**Work instruction:** Among the entries that follow, find every line with the word "미국에서" and copy it.

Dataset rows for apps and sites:
☆ ☆ ☆ ☆ ☆ ☆ ☆

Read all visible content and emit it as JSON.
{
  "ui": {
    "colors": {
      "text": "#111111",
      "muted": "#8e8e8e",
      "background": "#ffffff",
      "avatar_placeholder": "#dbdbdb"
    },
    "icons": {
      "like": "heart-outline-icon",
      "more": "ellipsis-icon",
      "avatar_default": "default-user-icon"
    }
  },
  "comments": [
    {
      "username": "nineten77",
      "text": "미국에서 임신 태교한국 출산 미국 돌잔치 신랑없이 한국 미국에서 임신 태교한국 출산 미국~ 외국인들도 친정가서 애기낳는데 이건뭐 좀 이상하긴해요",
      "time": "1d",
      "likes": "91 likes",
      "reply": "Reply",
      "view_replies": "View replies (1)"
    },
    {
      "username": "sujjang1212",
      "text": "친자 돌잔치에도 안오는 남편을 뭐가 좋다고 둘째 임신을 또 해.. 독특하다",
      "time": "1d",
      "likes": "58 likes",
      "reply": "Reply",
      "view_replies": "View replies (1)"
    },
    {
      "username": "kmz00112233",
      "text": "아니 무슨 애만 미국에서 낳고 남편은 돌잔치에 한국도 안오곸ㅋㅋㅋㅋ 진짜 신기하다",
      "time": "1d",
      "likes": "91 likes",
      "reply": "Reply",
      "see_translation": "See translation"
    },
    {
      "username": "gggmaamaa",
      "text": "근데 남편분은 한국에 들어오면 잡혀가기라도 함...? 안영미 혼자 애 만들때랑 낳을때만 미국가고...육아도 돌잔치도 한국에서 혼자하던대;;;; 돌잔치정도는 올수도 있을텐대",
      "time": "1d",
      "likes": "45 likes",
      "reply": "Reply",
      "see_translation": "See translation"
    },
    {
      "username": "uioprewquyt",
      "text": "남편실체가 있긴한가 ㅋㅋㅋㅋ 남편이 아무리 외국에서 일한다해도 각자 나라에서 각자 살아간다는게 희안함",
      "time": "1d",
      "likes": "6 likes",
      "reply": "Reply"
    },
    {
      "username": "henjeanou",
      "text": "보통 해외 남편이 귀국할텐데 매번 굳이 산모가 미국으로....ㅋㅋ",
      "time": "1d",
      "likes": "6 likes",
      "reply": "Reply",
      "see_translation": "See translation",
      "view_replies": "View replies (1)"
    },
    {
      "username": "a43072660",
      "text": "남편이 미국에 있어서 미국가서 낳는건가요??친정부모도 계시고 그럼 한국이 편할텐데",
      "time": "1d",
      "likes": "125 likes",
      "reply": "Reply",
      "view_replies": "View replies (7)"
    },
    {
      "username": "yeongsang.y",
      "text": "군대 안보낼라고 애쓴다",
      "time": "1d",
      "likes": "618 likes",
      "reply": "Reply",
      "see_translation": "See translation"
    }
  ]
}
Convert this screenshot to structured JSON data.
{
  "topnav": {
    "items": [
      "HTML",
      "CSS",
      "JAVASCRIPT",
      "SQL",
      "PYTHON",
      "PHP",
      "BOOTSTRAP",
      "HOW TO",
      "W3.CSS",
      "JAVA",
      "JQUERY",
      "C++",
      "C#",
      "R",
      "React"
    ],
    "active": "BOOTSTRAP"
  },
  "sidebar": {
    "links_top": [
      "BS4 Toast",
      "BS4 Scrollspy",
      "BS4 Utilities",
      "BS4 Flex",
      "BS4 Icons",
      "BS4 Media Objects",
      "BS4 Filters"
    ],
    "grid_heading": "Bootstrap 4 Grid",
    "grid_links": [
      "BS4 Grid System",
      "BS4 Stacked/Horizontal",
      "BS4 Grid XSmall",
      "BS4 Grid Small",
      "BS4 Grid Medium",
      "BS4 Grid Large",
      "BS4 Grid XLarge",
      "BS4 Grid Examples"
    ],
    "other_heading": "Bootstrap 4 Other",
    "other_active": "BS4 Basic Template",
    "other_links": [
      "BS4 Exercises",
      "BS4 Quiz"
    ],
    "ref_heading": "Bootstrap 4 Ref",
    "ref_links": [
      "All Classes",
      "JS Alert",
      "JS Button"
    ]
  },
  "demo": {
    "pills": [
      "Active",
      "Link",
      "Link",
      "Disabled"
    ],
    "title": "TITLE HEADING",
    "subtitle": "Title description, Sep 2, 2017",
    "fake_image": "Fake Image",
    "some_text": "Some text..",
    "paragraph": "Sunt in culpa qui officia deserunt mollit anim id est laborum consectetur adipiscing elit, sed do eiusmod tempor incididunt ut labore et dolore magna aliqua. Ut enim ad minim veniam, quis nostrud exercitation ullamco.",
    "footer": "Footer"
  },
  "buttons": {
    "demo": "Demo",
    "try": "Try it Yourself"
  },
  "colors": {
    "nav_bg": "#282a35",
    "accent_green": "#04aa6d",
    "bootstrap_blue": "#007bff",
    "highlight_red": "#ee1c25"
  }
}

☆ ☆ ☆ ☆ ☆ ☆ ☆

**Solution for this exercise:**
      "text": "미국에서 임신 태교한국 출산 미국 돌잔치 신랑없이 한국 미국에서 임신 태교한국 출산 미국~ 외국인들도 친정가서 애기낳는데 이건뭐 좀 이상하긴해요",
      "text": "아니 무슨 애만 미국에서 낳고 남편은 돌잔치에 한국도 안오곸ㅋㅋㅋㅋ 진짜 신기하다",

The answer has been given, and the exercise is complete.